━━━━━ Supplied information ━━━━━

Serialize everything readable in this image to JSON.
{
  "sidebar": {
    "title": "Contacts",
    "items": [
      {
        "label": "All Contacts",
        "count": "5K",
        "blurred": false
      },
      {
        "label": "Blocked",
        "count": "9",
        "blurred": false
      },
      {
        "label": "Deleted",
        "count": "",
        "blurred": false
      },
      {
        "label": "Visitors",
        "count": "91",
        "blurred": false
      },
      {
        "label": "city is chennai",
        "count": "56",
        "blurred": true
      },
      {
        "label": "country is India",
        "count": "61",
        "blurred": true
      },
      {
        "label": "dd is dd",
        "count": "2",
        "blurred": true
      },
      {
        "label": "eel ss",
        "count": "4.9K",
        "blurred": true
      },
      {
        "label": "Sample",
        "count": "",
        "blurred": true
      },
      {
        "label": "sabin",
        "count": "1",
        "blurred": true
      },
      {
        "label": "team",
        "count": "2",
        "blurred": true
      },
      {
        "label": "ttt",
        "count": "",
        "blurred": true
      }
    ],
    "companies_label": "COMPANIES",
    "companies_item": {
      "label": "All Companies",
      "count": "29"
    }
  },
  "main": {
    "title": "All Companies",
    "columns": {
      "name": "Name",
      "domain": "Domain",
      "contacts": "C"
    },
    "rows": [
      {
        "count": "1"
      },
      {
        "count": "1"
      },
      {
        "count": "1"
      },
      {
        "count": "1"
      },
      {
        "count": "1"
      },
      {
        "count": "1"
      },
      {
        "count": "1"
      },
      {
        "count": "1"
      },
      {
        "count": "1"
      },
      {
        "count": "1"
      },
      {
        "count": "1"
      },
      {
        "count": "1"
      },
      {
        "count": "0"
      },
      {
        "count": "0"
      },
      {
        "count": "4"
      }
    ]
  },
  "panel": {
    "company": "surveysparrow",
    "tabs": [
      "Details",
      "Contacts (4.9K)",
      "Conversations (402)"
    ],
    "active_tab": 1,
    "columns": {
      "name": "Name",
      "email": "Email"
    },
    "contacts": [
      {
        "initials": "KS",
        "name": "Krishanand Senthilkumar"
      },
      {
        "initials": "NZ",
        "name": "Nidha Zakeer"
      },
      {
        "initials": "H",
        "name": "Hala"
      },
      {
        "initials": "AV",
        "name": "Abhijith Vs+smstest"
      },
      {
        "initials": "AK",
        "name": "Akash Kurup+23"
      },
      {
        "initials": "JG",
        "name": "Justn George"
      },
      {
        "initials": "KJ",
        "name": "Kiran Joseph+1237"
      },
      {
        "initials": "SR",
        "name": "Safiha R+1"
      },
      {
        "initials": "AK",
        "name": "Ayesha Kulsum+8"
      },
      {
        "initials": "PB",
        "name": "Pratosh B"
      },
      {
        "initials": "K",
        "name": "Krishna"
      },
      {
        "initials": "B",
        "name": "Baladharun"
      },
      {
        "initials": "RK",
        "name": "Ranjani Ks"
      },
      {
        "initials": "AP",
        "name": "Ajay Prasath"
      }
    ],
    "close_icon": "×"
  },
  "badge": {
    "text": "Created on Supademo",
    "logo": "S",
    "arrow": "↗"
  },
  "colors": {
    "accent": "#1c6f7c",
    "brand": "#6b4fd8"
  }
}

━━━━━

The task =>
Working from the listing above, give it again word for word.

Output below =>
Serialize everything readable in this image to JSON.
{
  "sidebar": {
    "title": "Contacts",
    "items": [
      {
        "label": "All Contacts",
        "count": "5K",
        "blurred": false
      },
      {
        "label": "Blocked",
        "count": "9",
        "blurred": false
      },
      {
        "label": "Deleted",
        "count": "",
        "blurred": false
      },
      {
        "label": "Visitors",
        "count": "91",
        "blurred": false
      },
      {
        "label": "city is chennai",
        "count": "56",
        "blurred": true
      },
      {
        "label": "country is India",
        "count": "61",
        "blurred": true
      },
      {
        "label": "dd is dd",
        "count": "2",
        "blurred": true
      },
      {
        "label": "eel ss",
        "count": "4.9K",
        "blurred": true
      },
      {
        "label": "Sample",
        "count": "",
        "blurred": true
      },
      {
        "label": "sabin",
        "count": "1",
        "blurred": true
      },
      {
        "label": "team",
        "count": "2",
        "blurred": true
      },
      {
        "label": "ttt",
        "count": "",
        "blurred": true
      }
    ],
    "companies_label": "COMPANIES",
    "companies_item": {
      "label": "All Companies",
      "count": "29"
    }
  },
  "main": {
    "title": "All Companies",
    "columns": {
      "name": "Name",
      "domain": "Domain",
      "contacts": "C"
    },
    "rows": [
      {
        "count": "1"
      },
      {
        "count": "1"
      },
      {
        "count": "1"
      },
      {
        "count": "1"
      },
      {
        "count": "1"
      },
      {
        "count": "1"
      },
      {
        "count": "1"
      },
      {
        "count": "1"
      },
      {
        "count": "1"
      },
      {
        "count": "1"
      },
      {
        "count": "1"
      },
      {
        "count": "1"
      },
      {
        "count": "0"
      },
      {
        "count": "0"
      },
      {
        "count": "4"
      }
    ]
  },
  "panel": {
    "company": "surveysparrow",
    "tabs": [
      "Details",
      "Contacts (4.9K)",
      "Conversations (402)"
    ],
    "active_tab": 1,
    "columns": {
      "name": "Name",
      "email": "Email"
    },
    "contacts": [
      {
        "initials": "KS",
        "name": "Krishanand Senthilkumar"
      },
      {
        "initials": "NZ",
        "name": "Nidha Zakeer"
      },
      {
        "initials": "H",
        "name": "Hala"
      },
      {
        "initials": "AV",
        "name": "Abhijith Vs+smstest"
      },
      {
        "initials": "AK",
        "name": "Akash Kurup+23"
      },
      {
        "initials": "JG",
        "name": "Justn George"
      },
      {
        "initials": "KJ",
        "name": "Kiran Joseph+1237"
      },
      {
        "initials": "SR",
        "name": "Safiha R+1"
      },
      {
        "initials": "AK",
        "name": "Ayesha Kulsum+8"
      },
      {
        "initials": "PB",
        "name": "Pratosh B"
      },
      {
        "initials": "K",
        "name": "Krishna"
      },
      {
        "initials": "B",
        "name": "Baladharun"
      },
      {
        "initials": "RK",
        "name": "Ranjani Ks"
      },
      {
        "initials": "AP",
        "name": "Ajay Prasath"
      }
    ],
    "close_icon": "×"
  },
  "badge": {
    "text": "Created on Supademo",
    "logo": "S",
    "arrow": "↗"
  },
  "colors": {
    "accent": "#1c6f7c",
    "brand": "#6b4fd8"
  }
}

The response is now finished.